Former congressman Charles A. Halleck, 85, an Indiana Republican who gained a reputation as a deft and effective legislative tactician during a 33-year career in the House of Representatives, died of pneumonia March 3 at a hospital in Lafayette, Ind.
Mr. Halleck served twice as majority leader in the House, in 1947 and 1948 and again in 1953 and 1954, and he was minority leader from 1959 until 1965, when Gerald R. Ford of Michigan ousted him in a political coup. Mr. Halleck had won the position six years earlier by unseating Rep. Joseph W. Martin of Massachusetts in a similar maneuver.
Mr. Halleck's second term as majority leader came during the first two years of the Eisenhower presidency, and the congressman was generally credited with having delivered House approval of most major pieces of legislation on the president's program.
Later, as minority leader in a chamber that was overwhelmingly Democratic, Mr. Halleck came to be regarded by the president as a political genius for his ability to win budget battles for the Republican administration.
Mr. Halleck often described himself as "100 percent Republican," or a "Republican, period," and he was elected to 16 consecutive full terms in Congress after winning a special election in 1935 to fill the remaining year of a term of an incumbent who had died.
He was one of the leading architects of the conservative coalition of Republicans and southern Democrats that blocked or curtailed much of the legislation in the domestic programs of Presidents Roosevelt, Truman and Kennedy. For years one of his chief allies in that effort was former House Rules Committee chairman Howard W. Smith (D-Va.), who lost his seat in a Democratic primary election in 1966.

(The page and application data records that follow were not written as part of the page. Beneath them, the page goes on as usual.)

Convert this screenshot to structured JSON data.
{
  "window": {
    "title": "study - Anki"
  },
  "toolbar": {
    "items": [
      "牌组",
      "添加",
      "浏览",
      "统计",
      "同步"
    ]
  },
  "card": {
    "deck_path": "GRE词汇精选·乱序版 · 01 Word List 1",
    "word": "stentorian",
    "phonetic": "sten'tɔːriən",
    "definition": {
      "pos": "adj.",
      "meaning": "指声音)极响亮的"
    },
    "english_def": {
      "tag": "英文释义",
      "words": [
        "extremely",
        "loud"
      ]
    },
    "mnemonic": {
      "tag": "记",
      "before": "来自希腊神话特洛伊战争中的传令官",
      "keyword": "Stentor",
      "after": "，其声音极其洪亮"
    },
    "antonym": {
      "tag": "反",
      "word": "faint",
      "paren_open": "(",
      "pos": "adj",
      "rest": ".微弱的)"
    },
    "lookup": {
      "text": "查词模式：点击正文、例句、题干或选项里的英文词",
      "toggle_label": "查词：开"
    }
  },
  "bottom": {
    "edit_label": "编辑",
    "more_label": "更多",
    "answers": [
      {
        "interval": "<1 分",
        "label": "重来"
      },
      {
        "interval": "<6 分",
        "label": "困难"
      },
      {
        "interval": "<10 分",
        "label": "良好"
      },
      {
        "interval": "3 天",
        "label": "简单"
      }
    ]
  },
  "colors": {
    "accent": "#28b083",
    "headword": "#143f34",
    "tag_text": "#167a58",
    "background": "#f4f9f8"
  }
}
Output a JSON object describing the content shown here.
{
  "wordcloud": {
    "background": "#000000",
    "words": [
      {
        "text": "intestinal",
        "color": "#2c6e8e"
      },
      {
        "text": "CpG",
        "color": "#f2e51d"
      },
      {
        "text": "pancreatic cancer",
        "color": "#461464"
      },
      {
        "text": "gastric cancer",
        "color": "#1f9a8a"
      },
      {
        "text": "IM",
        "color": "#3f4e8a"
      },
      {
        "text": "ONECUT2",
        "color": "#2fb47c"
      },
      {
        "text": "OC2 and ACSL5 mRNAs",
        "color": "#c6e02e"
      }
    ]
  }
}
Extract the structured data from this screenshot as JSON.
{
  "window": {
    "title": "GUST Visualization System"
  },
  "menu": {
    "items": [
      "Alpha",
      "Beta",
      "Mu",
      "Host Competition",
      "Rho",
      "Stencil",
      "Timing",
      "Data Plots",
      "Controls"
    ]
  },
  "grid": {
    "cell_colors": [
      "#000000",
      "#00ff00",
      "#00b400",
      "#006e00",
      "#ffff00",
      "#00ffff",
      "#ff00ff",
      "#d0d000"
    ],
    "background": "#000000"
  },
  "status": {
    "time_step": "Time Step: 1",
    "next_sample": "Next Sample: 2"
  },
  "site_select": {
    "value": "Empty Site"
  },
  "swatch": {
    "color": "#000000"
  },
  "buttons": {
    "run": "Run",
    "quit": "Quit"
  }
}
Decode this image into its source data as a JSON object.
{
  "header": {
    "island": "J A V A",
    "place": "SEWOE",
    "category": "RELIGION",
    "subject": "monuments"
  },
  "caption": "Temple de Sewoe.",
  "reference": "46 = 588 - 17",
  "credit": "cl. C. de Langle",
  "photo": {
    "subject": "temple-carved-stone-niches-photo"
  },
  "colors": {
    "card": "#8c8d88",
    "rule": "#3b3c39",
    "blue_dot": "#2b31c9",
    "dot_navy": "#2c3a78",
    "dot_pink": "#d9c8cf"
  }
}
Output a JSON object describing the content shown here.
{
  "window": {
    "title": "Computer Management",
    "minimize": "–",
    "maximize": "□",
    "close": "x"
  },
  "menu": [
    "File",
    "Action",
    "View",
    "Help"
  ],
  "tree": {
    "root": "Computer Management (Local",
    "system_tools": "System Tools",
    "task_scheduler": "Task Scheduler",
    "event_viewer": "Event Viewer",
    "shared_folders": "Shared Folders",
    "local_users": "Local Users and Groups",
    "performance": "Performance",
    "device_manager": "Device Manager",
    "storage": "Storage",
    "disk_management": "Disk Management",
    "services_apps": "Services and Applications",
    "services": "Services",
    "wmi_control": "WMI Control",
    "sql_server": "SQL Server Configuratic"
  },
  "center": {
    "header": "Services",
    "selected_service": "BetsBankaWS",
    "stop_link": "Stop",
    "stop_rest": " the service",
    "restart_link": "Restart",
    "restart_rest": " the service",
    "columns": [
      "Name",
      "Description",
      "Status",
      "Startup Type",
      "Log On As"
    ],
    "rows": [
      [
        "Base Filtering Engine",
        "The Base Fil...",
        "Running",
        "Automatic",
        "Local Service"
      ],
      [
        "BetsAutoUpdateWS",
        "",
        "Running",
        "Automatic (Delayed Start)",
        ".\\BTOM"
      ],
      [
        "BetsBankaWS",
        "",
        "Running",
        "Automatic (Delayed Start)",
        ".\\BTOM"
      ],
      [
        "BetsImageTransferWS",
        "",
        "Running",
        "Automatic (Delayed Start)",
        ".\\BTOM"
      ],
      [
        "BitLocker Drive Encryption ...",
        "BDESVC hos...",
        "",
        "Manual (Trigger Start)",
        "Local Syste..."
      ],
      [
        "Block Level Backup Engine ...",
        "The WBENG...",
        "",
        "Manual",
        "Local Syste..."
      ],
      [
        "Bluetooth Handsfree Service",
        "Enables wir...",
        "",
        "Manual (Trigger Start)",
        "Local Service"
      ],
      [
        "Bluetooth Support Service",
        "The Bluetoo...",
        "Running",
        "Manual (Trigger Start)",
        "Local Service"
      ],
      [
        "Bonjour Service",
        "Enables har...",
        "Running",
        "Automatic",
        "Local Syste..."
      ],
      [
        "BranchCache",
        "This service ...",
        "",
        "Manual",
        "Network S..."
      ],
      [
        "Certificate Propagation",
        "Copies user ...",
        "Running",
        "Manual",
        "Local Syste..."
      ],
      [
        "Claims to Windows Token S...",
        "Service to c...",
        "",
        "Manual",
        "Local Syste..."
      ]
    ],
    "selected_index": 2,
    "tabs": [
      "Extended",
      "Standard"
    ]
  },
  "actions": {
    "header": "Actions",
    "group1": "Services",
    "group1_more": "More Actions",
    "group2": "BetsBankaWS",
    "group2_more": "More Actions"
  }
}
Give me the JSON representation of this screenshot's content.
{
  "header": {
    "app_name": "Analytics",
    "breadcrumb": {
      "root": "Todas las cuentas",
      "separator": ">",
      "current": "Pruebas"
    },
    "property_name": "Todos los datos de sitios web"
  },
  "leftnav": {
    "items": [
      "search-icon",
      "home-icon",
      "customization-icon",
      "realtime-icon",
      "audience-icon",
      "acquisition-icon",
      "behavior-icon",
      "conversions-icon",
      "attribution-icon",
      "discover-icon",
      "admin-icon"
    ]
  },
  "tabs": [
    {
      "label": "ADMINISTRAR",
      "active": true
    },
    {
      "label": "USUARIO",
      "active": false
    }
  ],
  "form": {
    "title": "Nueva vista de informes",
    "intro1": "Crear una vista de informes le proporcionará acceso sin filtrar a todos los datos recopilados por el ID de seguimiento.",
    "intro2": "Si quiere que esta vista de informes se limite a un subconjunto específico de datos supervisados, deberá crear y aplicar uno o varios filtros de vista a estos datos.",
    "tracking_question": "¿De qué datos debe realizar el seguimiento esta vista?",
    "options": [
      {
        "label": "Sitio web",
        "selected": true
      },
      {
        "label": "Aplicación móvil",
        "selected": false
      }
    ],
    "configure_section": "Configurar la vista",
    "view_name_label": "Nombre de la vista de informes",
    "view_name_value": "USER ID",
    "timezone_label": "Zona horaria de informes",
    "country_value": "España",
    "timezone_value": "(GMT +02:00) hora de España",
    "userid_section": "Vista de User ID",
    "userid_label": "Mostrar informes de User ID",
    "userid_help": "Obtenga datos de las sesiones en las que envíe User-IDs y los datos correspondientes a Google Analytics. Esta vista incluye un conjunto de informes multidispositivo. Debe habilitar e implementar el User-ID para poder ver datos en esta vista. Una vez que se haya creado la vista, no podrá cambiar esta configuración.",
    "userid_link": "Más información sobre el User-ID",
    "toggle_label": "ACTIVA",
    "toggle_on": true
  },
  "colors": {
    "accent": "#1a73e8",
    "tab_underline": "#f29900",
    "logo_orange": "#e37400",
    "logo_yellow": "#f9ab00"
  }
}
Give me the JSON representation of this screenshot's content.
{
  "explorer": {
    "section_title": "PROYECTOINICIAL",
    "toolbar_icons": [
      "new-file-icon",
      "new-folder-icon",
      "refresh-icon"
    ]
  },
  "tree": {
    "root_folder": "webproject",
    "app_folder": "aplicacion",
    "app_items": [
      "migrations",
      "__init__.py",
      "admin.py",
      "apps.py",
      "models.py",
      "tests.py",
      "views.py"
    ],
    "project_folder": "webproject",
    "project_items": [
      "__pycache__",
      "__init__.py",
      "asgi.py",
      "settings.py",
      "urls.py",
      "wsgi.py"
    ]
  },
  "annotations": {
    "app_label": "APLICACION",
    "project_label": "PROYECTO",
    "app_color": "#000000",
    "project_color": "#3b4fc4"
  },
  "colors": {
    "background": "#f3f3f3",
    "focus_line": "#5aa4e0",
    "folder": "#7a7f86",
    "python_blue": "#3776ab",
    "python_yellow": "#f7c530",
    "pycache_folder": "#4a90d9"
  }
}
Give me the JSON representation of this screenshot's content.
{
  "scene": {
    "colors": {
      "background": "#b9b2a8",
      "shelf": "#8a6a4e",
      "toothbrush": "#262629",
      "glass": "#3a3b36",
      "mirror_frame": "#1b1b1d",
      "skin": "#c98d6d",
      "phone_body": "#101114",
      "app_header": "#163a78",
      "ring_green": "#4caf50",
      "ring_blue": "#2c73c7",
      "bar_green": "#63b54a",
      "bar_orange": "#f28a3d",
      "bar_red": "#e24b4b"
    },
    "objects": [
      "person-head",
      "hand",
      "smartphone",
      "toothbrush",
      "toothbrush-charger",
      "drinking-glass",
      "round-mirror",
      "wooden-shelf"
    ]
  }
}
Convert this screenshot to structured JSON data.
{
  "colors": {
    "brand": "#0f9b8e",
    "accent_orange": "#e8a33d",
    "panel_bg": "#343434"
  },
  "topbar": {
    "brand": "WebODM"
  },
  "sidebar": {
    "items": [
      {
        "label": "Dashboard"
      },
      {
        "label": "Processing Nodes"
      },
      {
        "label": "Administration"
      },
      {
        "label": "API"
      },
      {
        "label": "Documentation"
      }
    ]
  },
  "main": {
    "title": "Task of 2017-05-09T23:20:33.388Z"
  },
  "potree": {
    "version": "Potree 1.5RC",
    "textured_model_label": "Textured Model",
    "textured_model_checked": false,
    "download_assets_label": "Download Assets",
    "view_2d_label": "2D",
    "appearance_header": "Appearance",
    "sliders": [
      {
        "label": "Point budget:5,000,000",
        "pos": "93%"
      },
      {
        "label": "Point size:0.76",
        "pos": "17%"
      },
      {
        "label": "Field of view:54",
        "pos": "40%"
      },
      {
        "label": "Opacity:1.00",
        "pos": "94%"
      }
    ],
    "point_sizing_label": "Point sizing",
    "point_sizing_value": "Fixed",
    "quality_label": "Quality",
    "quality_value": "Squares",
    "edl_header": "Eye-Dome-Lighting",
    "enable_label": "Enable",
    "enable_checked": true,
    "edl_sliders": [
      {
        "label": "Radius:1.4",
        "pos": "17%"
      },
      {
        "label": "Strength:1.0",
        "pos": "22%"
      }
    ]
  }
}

On the issue of civil rights, however, Mr. Halleck and Smith parted company. The lawmaker from Indiana supported all the major civil rights legislation from 1957 to 1964.
After Ford ousted him as minority leader in 1965, Mr. Halleck was mostly relegated to back-bench status within the Republican Party's circles of power. Three years later he retired to Indiana, where he did some college teaching and spent much time hunting and fishing.
Mr. Halleck was born in Demotte, Ind., and moved to Rensselaer, Ind., while still a boy. He served in the Army during World War I, then graduated from Indiana University and its law school.
He was a county prosecutor for 10 years before the congressional seat in his district became open with the death of Rep. Frederick Landis, Indiana's only Republican congressman at the time.
After his election, Mr. Halleck's standing within the party rose quickly. In 1940 he was chosen to nominate fellow Indiana lawyer Wendell L. Willkie for president at the Republican National Convention in Philadelphia. He later split with Willkie on foreign policy issues.
Generally an isolationist before the Japanese attack on Pearl Harbor, Mr. Halleck became an energetic supporter of the war. In the postwar years he was part of the bipartisan effort that supported such programs as the Marshall Plan for the economic recovery of Europe and the Truman Doctrine to aid Greece and Turkey.
Mr. Halleck's wife Blanche died in 1973.
Survivors include twin children, retired D.C. Superior Court Judge Charles W. Halleck of Los Altos, Calif., and Patricia Carroll of West Palm Beach, Fla.; nine grandchildren, and three great-grandchildren.